Bonhoeffer said, “We are not to simply bandage the wounds of victims beneath the wheels of injustice, we are to drive a spoke into the wheel itself…. There is no way to peace along the way of safety. For peace must be dared, it is itself the great venture and can never be safe. Peace is the opposite of security. To demand guarantees is to want to protect oneself. Peace means giving oneself completely to God’s commandment, wanting no security, but in faith and obedience laying the destiny of the nations in the hand of Almighty God, not trying to direct it for selfish purposes. Battles are won, not with weapons, but with God. They are won when the way leads to the cross.” And then, “Who will celebrate Christmas correctly? Whoever finally lays down all power, all honor, all reputation, all vanity, all arrogance, all individualism beside the manger”
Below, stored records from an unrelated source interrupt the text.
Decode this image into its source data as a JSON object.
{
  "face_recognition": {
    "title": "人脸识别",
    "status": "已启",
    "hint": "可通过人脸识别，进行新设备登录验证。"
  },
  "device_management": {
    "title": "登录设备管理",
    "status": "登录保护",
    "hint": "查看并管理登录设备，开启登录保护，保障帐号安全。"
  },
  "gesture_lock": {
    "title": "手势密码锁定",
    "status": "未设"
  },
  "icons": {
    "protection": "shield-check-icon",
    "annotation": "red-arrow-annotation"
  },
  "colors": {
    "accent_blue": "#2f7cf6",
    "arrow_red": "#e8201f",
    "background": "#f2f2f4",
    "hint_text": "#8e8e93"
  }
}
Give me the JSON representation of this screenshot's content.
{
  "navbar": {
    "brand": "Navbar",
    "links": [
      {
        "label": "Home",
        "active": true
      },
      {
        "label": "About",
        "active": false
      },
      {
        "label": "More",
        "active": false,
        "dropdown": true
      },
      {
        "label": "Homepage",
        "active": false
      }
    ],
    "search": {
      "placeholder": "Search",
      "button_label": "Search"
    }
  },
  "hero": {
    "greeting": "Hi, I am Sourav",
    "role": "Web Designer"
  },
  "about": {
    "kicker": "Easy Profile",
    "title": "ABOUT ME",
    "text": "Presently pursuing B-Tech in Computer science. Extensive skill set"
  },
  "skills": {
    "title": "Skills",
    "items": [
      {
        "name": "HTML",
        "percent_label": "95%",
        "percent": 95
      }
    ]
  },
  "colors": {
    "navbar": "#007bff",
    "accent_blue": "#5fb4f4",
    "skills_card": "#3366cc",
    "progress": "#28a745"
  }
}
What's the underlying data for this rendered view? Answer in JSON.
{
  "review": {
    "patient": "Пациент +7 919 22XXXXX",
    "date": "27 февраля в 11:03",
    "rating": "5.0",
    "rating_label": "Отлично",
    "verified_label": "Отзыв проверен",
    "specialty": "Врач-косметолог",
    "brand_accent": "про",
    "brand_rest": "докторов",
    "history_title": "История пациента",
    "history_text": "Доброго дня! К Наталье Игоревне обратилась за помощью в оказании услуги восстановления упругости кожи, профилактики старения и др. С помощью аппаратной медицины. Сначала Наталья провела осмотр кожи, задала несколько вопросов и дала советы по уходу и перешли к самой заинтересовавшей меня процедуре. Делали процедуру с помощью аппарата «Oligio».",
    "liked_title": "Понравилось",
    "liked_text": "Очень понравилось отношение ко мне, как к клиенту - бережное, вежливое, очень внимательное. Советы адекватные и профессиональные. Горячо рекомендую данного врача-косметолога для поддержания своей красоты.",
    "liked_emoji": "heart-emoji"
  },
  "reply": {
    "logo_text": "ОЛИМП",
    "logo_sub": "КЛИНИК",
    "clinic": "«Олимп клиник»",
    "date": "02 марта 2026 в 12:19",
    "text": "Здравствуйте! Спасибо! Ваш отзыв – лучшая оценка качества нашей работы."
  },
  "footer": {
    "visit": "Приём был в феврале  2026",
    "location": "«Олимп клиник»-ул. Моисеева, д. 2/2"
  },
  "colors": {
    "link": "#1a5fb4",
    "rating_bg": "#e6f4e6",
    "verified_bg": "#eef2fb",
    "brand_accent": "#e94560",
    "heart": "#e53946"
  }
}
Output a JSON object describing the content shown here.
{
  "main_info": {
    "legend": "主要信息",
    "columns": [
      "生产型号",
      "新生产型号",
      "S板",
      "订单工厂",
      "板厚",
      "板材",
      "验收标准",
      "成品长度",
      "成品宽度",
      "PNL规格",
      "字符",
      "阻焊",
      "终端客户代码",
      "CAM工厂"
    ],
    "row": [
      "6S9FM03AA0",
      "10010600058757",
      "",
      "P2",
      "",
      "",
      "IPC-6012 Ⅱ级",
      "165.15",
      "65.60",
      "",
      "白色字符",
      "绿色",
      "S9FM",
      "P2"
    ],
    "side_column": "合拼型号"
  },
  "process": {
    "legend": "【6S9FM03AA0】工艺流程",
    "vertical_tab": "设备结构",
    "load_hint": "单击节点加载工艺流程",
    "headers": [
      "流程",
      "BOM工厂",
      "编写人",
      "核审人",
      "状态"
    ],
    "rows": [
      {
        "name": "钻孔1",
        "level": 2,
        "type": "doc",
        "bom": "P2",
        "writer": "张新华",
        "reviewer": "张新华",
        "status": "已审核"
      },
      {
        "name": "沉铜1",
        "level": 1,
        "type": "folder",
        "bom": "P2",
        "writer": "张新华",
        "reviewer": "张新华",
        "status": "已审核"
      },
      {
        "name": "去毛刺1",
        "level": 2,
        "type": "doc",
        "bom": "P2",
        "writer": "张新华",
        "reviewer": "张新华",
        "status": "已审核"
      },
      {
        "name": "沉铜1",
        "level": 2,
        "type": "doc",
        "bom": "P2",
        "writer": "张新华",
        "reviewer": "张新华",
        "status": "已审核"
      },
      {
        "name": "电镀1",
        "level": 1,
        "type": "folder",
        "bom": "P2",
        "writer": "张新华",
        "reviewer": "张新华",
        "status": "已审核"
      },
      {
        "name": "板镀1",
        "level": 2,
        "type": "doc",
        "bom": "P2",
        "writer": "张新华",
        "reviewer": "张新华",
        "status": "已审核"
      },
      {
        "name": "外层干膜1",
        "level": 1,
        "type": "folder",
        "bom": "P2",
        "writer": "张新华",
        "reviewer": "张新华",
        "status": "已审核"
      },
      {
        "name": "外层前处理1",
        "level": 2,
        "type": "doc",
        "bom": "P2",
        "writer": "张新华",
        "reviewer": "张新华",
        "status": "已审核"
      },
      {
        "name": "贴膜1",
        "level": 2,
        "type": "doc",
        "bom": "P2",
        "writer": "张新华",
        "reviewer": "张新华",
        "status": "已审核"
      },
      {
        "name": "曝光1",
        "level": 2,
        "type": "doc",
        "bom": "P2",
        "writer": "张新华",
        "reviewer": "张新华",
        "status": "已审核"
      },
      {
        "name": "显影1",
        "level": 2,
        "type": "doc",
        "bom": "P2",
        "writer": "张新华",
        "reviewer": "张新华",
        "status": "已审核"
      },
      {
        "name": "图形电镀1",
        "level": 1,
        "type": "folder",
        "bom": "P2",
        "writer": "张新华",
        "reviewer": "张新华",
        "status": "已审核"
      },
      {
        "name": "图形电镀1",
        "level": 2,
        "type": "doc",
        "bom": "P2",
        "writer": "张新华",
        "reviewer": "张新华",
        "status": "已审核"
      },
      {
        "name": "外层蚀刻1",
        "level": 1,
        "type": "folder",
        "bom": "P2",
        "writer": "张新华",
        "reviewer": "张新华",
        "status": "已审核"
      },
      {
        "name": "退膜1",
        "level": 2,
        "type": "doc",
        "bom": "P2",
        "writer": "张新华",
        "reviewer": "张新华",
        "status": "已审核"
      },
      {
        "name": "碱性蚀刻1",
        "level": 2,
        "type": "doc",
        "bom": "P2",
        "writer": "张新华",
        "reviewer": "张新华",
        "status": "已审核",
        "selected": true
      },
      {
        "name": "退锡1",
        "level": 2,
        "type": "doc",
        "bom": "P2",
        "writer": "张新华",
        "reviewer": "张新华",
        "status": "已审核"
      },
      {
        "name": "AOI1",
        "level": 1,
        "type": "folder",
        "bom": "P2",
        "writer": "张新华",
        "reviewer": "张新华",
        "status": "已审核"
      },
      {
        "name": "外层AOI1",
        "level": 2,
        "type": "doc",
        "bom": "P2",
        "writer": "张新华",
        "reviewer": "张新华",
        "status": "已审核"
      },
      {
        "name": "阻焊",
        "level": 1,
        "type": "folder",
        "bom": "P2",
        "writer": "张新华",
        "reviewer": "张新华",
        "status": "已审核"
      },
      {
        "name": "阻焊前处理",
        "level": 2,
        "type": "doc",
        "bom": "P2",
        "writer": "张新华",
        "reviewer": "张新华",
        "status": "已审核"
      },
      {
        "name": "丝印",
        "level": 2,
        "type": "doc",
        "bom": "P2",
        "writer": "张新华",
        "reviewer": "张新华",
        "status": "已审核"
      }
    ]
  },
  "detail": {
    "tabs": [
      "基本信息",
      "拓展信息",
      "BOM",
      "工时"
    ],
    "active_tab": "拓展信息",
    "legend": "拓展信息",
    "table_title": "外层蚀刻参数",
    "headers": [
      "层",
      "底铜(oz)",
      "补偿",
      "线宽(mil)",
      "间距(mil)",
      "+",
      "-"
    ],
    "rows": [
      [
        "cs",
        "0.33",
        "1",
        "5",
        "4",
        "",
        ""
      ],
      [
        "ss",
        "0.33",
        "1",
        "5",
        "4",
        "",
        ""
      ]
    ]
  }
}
Today we light the candle of peace. And we are reminded that there is no peace where there is injustice, where there is inequity, where there is pain and suffering. And as people of faith, we are called to be part of ushering that in. At Advent we look for that way towards peace, towards justice, towards a raising of the valleys and a bringing of the mountains low. We look for God’s movement in this, and we look for the ways in which God calls us to participate in ushering this in as well. It is an amazing gift to be part of this work. It is a celebration of God-with-us when we can share in this glorious hope for a world in which all have enough and no one is in need. Thanks be to God that God-with-us is a reality not only 2000 years ago, but today as well as we see God in each other, as we experience God through our own work, as we live faithful and loving lives. Amen.